Throughout our history, Jews have followed Jacob's example, and many Jewish leaders have requested to be buried in the Land of Israel. Archaeological finds also offer tangible proof of the fact that many Diaspora Jews chose to be buried here. Naturally, there has also been opposition to that custom - especially from those who spent their entire lives building and settling this land. A midrash in Genesis Rabba for this week's reading tells us: "Rabbi Bar Korii and Rabbi Elazar were engaged in Torah study in the area of Tiberias' stadium, when they saw coffins being brought from abroad. Rabbi Korii said to Rabbi Elazar, 'When these people were alive, the following verse applied to them: "... but when ye entered, ye defiled my land" (Jeremiah 2:7). After their death, the following verse applies: "... and [ye] made mine heritage an abomination."'"
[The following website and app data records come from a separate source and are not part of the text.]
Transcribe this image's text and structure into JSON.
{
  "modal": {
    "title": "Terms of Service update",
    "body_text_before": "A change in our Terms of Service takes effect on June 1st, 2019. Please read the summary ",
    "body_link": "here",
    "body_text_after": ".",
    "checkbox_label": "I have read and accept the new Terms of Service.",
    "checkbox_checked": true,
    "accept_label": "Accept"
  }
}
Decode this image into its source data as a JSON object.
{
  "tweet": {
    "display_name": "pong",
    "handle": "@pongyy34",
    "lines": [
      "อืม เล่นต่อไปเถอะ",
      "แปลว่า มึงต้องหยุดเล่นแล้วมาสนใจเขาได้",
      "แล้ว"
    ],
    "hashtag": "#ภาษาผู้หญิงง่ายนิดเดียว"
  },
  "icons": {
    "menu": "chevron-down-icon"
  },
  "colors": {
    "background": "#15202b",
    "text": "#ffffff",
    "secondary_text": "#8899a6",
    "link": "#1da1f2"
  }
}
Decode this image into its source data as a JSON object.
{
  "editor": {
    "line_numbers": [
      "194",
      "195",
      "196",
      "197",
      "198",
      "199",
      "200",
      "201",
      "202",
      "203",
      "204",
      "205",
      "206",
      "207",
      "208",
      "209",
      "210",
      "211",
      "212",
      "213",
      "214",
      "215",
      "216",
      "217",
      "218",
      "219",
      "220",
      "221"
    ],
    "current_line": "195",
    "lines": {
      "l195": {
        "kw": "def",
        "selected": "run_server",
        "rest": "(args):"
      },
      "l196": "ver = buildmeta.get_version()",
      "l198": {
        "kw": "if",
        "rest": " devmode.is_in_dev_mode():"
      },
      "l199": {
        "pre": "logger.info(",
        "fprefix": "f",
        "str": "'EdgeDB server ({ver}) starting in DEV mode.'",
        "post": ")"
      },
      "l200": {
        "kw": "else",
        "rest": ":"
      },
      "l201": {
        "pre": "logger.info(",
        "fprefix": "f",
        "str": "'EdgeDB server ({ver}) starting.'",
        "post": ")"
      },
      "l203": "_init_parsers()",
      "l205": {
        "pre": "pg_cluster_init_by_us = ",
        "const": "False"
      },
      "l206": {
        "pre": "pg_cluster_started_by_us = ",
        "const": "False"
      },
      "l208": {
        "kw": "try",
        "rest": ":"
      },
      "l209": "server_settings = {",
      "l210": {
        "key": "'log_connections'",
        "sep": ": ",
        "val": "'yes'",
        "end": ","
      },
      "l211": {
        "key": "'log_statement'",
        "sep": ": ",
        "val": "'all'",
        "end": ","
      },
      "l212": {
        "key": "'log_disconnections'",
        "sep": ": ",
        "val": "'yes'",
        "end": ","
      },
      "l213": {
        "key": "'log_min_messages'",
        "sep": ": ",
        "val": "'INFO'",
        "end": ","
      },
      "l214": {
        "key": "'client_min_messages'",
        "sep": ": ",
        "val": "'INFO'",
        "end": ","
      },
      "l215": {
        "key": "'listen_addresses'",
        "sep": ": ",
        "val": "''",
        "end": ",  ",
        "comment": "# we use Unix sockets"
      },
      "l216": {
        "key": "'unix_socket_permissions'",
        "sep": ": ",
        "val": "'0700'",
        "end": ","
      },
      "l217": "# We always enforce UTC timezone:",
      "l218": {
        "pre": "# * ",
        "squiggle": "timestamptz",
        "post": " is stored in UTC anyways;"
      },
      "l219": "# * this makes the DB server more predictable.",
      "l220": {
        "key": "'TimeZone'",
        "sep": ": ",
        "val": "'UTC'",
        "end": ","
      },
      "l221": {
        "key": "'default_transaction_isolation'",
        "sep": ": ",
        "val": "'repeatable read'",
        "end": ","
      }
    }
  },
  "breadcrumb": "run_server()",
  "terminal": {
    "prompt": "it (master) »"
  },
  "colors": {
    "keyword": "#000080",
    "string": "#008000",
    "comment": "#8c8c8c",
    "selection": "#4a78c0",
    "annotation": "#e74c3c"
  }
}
This is harsh criticism indeed. Rabbi Korii's message is: "During their lives overseas, Diaspora Jews lead a peaceful existence and do not share the burden of living here in the Land of Israel. Instead of living here and sanctifying the land with their bodies, they choose to defile the Land of Israel's soil with their corpses."

Despite the sharpness of that criticism, we can see the positive aspect of the custom of burial here. Since Jacob's time, the desire of Diaspora Jews to be buried in the Holy Land has served as a reminder to their families that the Diaspora will always remain the Diaspora - exile.